Count Your Way through Korea by Jim Haskins, illustrated by Dennis Hockerman
This seems like a basic counting book on the outside, but it’s actually packed with interesting factoids about Korean culture. AND the text is really advanced; it’s actually too hard for a toddler or preschooler learning how to count to 10. I’d just this to teach older kids, say in elementary school or learning a Korean version of Karate, how to count to 1o in Korean. [picture book, ages 6-9]
This is the Korean version of Cinderella set in olden-times Korea. [folk tale picture book, ages 4-8]
Chi-Hoon, A Korean Girl by Patricia McMahon with photographs by Michael F. O’Brien
This is a day-in-the-life glimpse of an elementary school-aged girl, Chi-Hoon. My oldest found it fascinating to learn about life in modern-day Korea. The reading level is perfect for grades 3-5. [non-fiction, ages 8-12]
10. Sumi’s First Day of School Everby Soyung Pak.
Sumi doesn’t speak English and today is her very first day of school ever. Will it go well? [picture book for ages 2-7]
9. Bee-bim Bop! by Linda Sue Park.
A light-hearted rhyming picture book on a favorite Korean national dish. It’s popular in restaurants but it evolved as a way to use up all the leftovers. In this book, a family spends all day preparing this little girl’s favorite meal. With a recipe at the end! [picture book for ages 2-5]
8. Where on Earth is My Bagel? by Frances and Ginger Park.
A whimsical story about a little Korean boy who dreams of a New York bagel and, with the help of his friends, is able to make one. [picture book for ages 3-7]
7. Halmoni and the Picnic by Sook Nyul Choi.
An advanced picture book about a girl and her Korean grandmother and how they both learn to bridge the cultural gap with food. [picture book for ages 5-8]
6. Yunmi and Halmoni’s Trip by Sook Nyul Choi.
Halmoni takes her granddaughter on a trip back to Korea to meet the family, but Yunmi worries that her grandmother might not want to come back. [picture book for ages 5-8]

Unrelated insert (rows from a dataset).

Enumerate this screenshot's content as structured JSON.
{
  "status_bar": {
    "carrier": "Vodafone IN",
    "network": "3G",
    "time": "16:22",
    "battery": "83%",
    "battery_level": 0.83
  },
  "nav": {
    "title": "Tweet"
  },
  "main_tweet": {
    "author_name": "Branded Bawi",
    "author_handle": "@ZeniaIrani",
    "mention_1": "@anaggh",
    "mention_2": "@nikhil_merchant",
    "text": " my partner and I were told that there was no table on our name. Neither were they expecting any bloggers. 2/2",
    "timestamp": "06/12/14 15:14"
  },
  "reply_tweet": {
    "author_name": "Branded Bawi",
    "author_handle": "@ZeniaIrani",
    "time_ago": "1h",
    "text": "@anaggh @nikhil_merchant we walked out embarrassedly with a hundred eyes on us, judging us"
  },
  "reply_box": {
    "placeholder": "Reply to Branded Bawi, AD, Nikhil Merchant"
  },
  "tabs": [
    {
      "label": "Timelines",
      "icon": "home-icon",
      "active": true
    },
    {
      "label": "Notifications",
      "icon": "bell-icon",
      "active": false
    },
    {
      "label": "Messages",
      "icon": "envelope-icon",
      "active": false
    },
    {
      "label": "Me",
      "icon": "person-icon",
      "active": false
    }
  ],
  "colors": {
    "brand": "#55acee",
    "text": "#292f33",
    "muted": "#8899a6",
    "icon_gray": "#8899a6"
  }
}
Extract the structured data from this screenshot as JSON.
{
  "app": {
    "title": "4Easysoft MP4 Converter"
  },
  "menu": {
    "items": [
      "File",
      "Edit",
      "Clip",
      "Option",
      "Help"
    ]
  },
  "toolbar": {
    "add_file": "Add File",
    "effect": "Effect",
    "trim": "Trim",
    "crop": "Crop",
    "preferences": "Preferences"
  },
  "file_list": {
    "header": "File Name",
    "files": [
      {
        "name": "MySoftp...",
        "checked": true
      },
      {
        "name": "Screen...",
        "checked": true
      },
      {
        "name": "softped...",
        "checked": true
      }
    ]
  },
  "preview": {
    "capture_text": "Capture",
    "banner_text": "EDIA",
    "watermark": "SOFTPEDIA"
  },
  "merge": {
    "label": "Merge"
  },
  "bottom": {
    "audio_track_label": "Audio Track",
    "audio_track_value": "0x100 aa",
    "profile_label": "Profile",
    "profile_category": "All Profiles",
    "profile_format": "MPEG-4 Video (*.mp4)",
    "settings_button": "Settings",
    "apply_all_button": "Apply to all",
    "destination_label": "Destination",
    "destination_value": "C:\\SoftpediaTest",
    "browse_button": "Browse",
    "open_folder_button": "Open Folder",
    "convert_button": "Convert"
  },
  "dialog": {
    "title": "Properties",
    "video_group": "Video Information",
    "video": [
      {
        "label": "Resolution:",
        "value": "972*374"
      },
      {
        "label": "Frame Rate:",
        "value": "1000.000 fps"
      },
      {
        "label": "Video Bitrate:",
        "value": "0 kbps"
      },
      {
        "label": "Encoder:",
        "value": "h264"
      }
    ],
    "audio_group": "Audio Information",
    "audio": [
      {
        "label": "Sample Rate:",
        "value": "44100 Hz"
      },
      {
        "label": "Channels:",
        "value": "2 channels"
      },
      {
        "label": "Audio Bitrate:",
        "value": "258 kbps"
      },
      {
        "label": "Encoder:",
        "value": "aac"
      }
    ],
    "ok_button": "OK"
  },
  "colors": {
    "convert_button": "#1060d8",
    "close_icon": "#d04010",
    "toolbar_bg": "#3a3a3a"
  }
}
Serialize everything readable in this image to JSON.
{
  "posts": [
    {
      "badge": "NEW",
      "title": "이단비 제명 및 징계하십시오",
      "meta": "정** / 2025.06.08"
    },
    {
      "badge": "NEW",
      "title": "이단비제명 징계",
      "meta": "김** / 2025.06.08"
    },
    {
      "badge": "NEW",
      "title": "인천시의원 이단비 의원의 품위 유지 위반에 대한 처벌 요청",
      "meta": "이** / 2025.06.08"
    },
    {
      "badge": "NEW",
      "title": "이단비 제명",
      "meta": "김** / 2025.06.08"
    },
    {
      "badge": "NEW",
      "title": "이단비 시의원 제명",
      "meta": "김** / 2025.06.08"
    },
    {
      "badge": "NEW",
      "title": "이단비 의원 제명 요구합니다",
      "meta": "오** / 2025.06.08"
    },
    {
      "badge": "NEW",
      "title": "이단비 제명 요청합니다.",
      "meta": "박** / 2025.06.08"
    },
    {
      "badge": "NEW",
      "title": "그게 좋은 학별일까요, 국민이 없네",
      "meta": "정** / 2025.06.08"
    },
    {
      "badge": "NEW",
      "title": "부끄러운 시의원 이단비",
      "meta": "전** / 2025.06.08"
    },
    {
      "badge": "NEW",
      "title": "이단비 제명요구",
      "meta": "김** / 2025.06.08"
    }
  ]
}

5. Kimchi and Calamari by Rose Kent.
14-year-old Joseph Caldararo has a loving family and is a well-adjusted popular kid at school. But when his social studies teacher assigns a paper on Your Cultural heritage, his world gets turned upside down. He knows he’s adopted from Korea when he was just an infant and it’s never really bothered him before, but now it does. It doesn’t help that the new dry cleaners are taken over by a Korean family who is off-put by his adoption. And it makes his parents upset when he wants to learn more about his own cultural heritage. His best friend assists him in conducting an internet search to try to trace his parents but that’s a long shot at best! But what to write for this paper? His confusion about who he is leads him down a path of deceit and now everything is a mess. On top of this, he’s trying to get a date for the school dance. Whoever said that middle school is tough is right! [chapter book, ages 9-12]
4. The Year of Impossible Goodbyes by Sook Nyul Choi.
A haunting but ultimately uplifting story of author Sook Nyul Choi’s experience living in war-torn North Korea. [chapter book for middle schoolers]
3. The Kite Fighters by Linda Sue Park.
Set in 15th century Korea, Korea’s Golden Age, two brothers — one skilled in kite making and the other skilled in kite flying — combine their skills to compete in a kite flying contest on behalf of the king. [ages 7-12]
2. Seesaw Girl by Linda Sue Park.
A glimpse into the lives of the nobility during the Golden Age of Korea and the restrictions placed on women. [chapter book for ages 8-12]
1. A Single Shard by Linda Sue Park.
Newbery award-winning book about a famous potter during the Golden Age of Korea. [chapter book for ages 8-12]
To examine any book more closely at Amazon, please click on image of book.